WORK REQUIRED:
I'd like the entries reproduced exactly, with the images omitted.

THE INPUT:
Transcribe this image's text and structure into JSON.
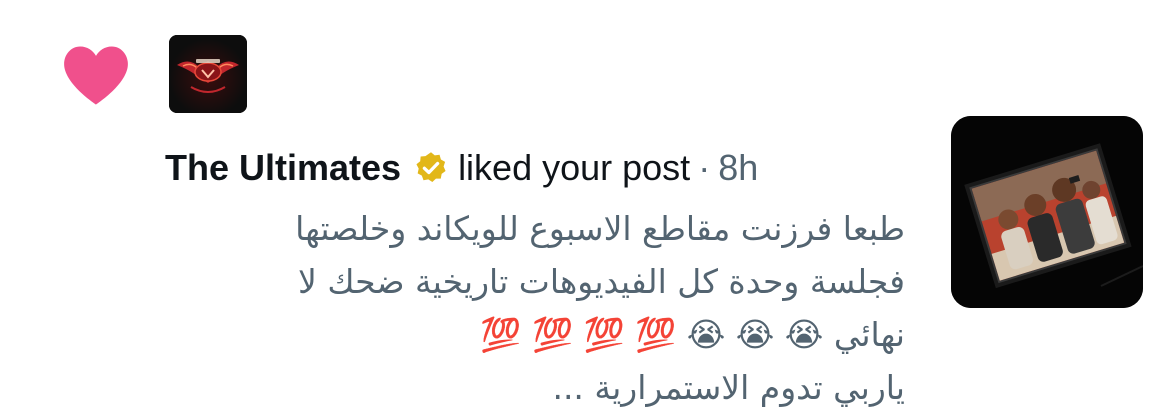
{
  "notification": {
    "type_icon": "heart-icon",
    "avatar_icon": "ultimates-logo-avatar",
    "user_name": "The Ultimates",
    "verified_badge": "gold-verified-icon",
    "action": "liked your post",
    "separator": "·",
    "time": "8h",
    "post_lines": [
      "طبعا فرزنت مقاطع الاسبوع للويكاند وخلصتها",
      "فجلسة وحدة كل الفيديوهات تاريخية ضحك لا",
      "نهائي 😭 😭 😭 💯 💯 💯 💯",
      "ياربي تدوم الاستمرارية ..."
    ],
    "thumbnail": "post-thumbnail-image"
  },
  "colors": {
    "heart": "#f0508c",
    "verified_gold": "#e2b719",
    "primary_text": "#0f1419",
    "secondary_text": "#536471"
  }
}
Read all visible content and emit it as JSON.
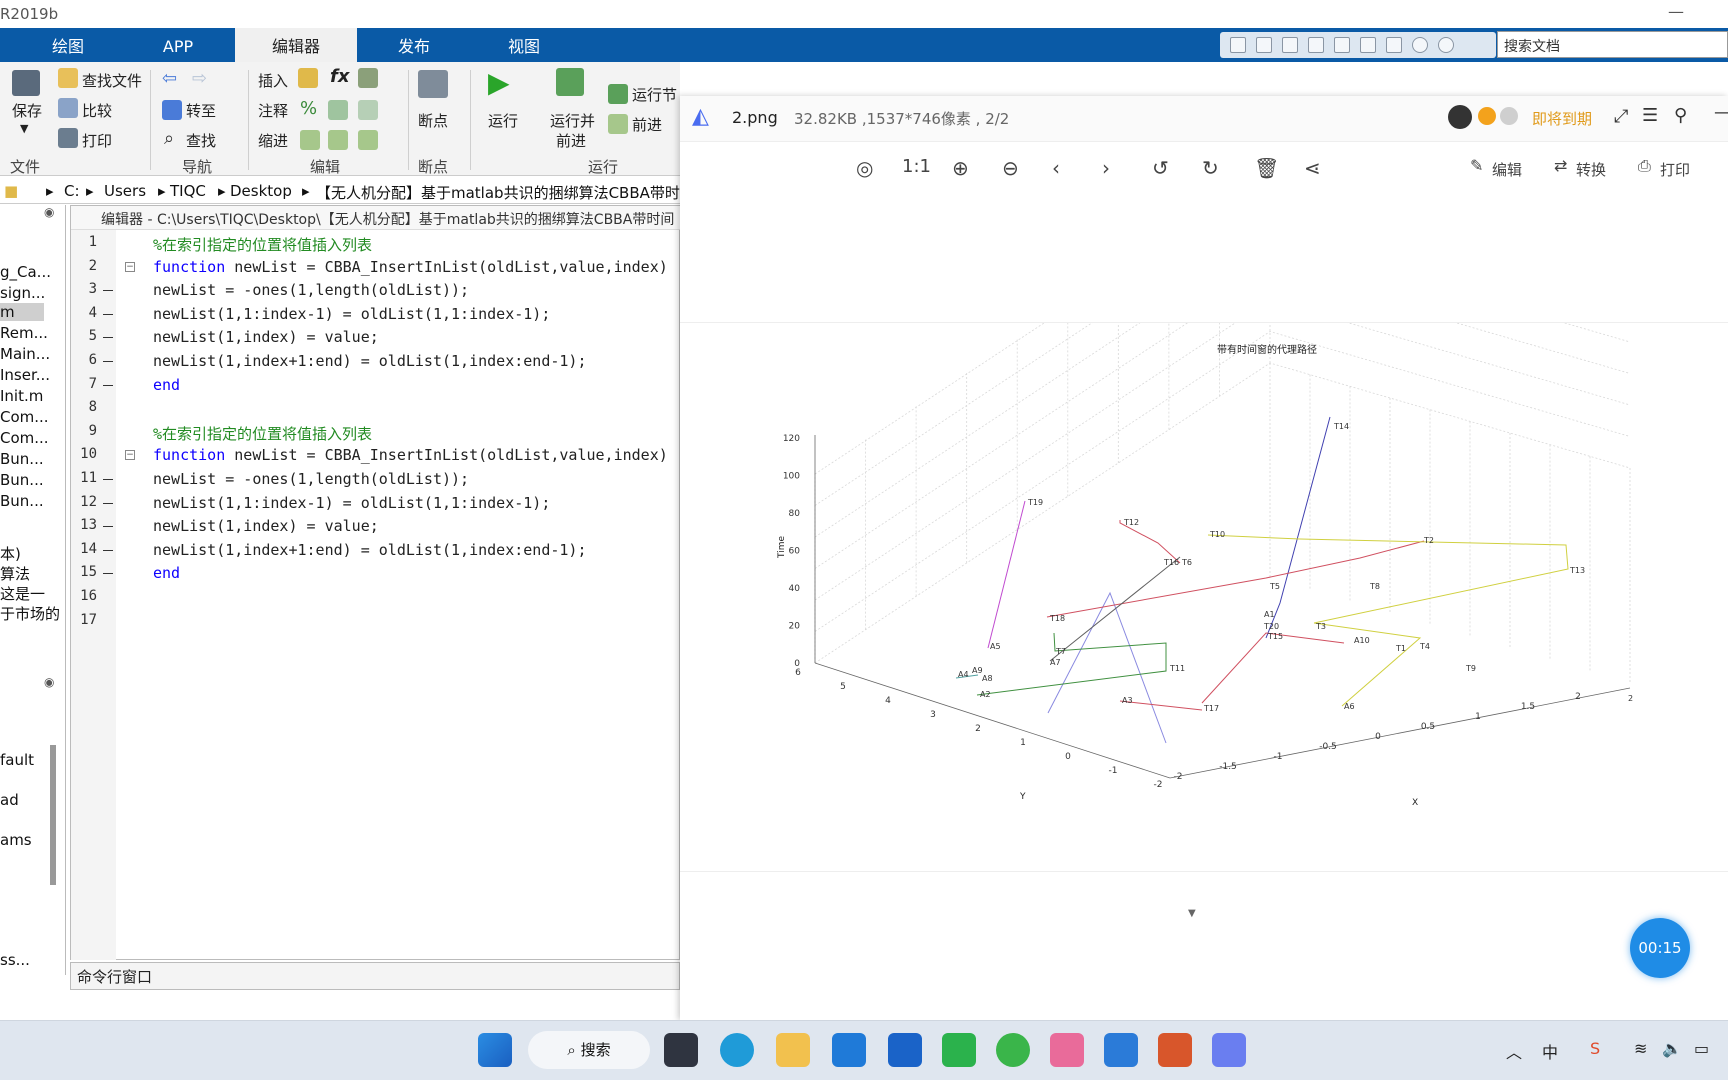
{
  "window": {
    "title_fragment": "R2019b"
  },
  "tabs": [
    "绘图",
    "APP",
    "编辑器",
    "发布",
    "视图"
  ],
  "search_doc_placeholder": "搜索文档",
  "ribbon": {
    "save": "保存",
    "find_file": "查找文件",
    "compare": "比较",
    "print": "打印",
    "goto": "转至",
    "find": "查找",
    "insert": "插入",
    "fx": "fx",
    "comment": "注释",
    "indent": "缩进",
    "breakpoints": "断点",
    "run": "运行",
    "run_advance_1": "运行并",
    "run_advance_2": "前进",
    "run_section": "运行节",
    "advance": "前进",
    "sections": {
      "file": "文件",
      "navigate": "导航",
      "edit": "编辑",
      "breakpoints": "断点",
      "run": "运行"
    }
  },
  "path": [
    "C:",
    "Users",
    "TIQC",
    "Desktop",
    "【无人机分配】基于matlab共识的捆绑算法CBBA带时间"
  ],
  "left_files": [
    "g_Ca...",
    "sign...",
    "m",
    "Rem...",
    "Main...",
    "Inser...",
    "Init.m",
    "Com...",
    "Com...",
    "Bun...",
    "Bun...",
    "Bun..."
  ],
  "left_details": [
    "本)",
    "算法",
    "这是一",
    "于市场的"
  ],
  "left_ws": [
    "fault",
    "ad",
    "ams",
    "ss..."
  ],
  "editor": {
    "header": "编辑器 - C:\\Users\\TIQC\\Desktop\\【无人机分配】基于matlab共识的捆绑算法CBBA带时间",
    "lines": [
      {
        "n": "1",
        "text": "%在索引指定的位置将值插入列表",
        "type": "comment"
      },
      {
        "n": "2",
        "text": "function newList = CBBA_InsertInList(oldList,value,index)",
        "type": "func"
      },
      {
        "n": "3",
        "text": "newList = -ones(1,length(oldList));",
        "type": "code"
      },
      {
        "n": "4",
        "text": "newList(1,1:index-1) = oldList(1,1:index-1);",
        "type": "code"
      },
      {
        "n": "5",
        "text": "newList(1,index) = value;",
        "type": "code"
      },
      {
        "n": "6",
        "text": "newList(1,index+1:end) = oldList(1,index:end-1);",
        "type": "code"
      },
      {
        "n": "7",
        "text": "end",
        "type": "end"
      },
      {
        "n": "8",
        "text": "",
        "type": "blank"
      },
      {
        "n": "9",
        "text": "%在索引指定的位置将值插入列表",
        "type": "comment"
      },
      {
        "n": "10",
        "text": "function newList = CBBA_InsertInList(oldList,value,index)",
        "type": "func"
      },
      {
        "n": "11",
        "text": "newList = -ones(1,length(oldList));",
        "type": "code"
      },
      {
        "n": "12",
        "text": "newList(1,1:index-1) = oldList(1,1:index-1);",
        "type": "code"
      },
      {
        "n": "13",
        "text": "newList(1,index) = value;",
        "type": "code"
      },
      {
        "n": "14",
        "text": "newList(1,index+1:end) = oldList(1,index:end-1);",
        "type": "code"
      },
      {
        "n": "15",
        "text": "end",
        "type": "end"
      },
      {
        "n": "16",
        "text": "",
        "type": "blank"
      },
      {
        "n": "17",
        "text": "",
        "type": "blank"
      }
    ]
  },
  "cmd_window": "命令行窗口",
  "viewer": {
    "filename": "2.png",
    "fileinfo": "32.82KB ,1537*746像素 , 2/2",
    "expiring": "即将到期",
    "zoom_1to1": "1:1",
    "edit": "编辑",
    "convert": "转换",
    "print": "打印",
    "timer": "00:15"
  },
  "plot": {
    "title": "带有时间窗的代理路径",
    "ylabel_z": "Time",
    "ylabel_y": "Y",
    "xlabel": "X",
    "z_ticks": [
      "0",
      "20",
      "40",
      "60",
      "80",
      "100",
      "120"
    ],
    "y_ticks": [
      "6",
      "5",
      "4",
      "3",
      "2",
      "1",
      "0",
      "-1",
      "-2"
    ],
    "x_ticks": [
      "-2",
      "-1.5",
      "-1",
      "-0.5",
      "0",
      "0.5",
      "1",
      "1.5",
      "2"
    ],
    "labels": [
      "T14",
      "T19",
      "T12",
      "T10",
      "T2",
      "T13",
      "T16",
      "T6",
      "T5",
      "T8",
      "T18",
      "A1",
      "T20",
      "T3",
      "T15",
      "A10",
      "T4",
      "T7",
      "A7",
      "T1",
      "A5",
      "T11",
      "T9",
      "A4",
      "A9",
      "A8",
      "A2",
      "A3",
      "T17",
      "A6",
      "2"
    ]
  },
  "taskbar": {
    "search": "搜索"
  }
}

SOLUTION FOR THIS TASK:
Transcribe this image's text and structure into JSON.
{
  "notification": {
    "type_icon": "heart-icon",
    "avatar_icon": "ultimates-logo-avatar",
    "user_name": "The Ultimates",
    "verified_badge": "gold-verified-icon",
    "action": "liked your post",
    "separator": "·",
    "time": "8h",
    "post_lines": [
      "طبعا فرزنت مقاطع الاسبوع للويكاند وخلصتها",
      "فجلسة وحدة كل الفيديوهات تاريخية ضحك لا",
      "نهائي 😭 😭 😭 💯 💯 💯 💯",
      "ياربي تدوم الاستمرارية ..."
    ],
    "thumbnail": "post-thumbnail-image"
  },
  "colors": {
    "heart": "#f0508c",
    "verified_gold": "#e2b719",
    "primary_text": "#0f1419",
    "secondary_text": "#536471"
  }
}
Read all visible content and emit it as JSON.
{
  "window": {
    "title_fragment": "R2019b"
  },
  "tabs": [
    "绘图",
    "APP",
    "编辑器",
    "发布",
    "视图"
  ],
  "search_doc_placeholder": "搜索文档",
  "ribbon": {
    "save": "保存",
    "find_file": "查找文件",
    "compare": "比较",
    "print": "打印",
    "goto": "转至",
    "find": "查找",
    "insert": "插入",
    "fx": "fx",
    "comment": "注释",
    "indent": "缩进",
    "breakpoints": "断点",
    "run": "运行",
    "run_advance_1": "运行并",
    "run_advance_2": "前进",
    "run_section": "运行节",
    "advance": "前进",
    "sections": {
      "file": "文件",
      "navigate": "导航",
      "edit": "编辑",
      "breakpoints": "断点",
      "run": "运行"
    }
  },
  "path": [
    "C:",
    "Users",
    "TIQC",
    "Desktop",
    "【无人机分配】基于matlab共识的捆绑算法CBBA带时间"
  ],
  "left_files": [
    "g_Ca...",
    "sign...",
    "m",
    "Rem...",
    "Main...",
    "Inser...",
    "Init.m",
    "Com...",
    "Com...",
    "Bun...",
    "Bun...",
    "Bun..."
  ],
  "left_details": [
    "本)",
    "算法",
    "这是一",
    "于市场的"
  ],
  "left_ws": [
    "fault",
    "ad",
    "ams",
    "ss..."
  ],
  "editor": {
    "header": "编辑器 - C:\\Users\\TIQC\\Desktop\\【无人机分配】基于matlab共识的捆绑算法CBBA带时间",
    "lines": [
      {
        "n": "1",
        "text": "%在索引指定的位置将值插入列表",
        "type": "comment"
      },
      {
        "n": "2",
        "text": "function newList = CBBA_InsertInList(oldList,value,index)",
        "type": "func"
      },
      {
        "n": "3",
        "text": "newList = -ones(1,length(oldList));",
        "type": "code"
      },
      {
        "n": "4",
        "text": "newList(1,1:index-1) = oldList(1,1:index-1);",
        "type": "code"
      },
      {
        "n": "5",
        "text": "newList(1,index) = value;",
        "type": "code"
      },
      {
        "n": "6",
        "text": "newList(1,index+1:end) = oldList(1,index:end-1);",
        "type": "code"
      },
      {
        "n": "7",
        "text": "end",
        "type": "end"
      },
      {
        "n": "8",
        "text": "",
        "type": "blank"
      },
      {
        "n": "9",
        "text": "%在索引指定的位置将值插入列表",
        "type": "comment"
      },
      {
        "n": "10",
        "text": "function newList = CBBA_InsertInList(oldList,value,index)",
        "type": "func"
      },
      {
        "n": "11",
        "text": "newList = -ones(1,length(oldList));",
        "type": "code"
      },
      {
        "n": "12",
        "text": "newList(1,1:index-1) = oldList(1,1:index-1);",
        "type": "code"
      },
      {
        "n": "13",
        "text": "newList(1,index) = value;",
        "type": "code"
      },
      {
        "n": "14",
        "text": "newList(1,index+1:end) = oldList(1,index:end-1);",
        "type": "code"
      },
      {
        "n": "15",
        "text": "end",
        "type": "end"
      },
      {
        "n": "16",
        "text": "",
        "type": "blank"
      },
      {
        "n": "17",
        "text": "",
        "type": "blank"
      }
    ]
  },
  "cmd_window": "命令行窗口",
  "viewer": {
    "filename": "2.png",
    "fileinfo": "32.82KB ,1537*746像素 , 2/2",
    "expiring": "即将到期",
    "zoom_1to1": "1:1",
    "edit": "编辑",
    "convert": "转换",
    "print": "打印",
    "timer": "00:15"
  },
  "plot": {
    "title": "带有时间窗的代理路径",
    "ylabel_z": "Time",
    "ylabel_y": "Y",
    "xlabel": "X",
    "z_ticks": [
      "0",
      "20",
      "40",
      "60",
      "80",
      "100",
      "120"
    ],
    "y_ticks": [
      "6",
      "5",
      "4",
      "3",
      "2",
      "1",
      "0",
      "-1",
      "-2"
    ],
    "x_ticks": [
      "-2",
      "-1.5",
      "-1",
      "-0.5",
      "0",
      "0.5",
      "1",
      "1.5",
      "2"
    ],
    "labels": [
      "T14",
      "T19",
      "T12",
      "T10",
      "T2",
      "T13",
      "T16",
      "T6",
      "T5",
      "T8",
      "T18",
      "A1",
      "T20",
      "T3",
      "T15",
      "A10",
      "T4",
      "T7",
      "A7",
      "T1",
      "A5",
      "T11",
      "T9",
      "A4",
      "A9",
      "A8",
      "A2",
      "A3",
      "T17",
      "A6",
      "2"
    ]
  },
  "taskbar": {
    "search": "搜索"
  }
}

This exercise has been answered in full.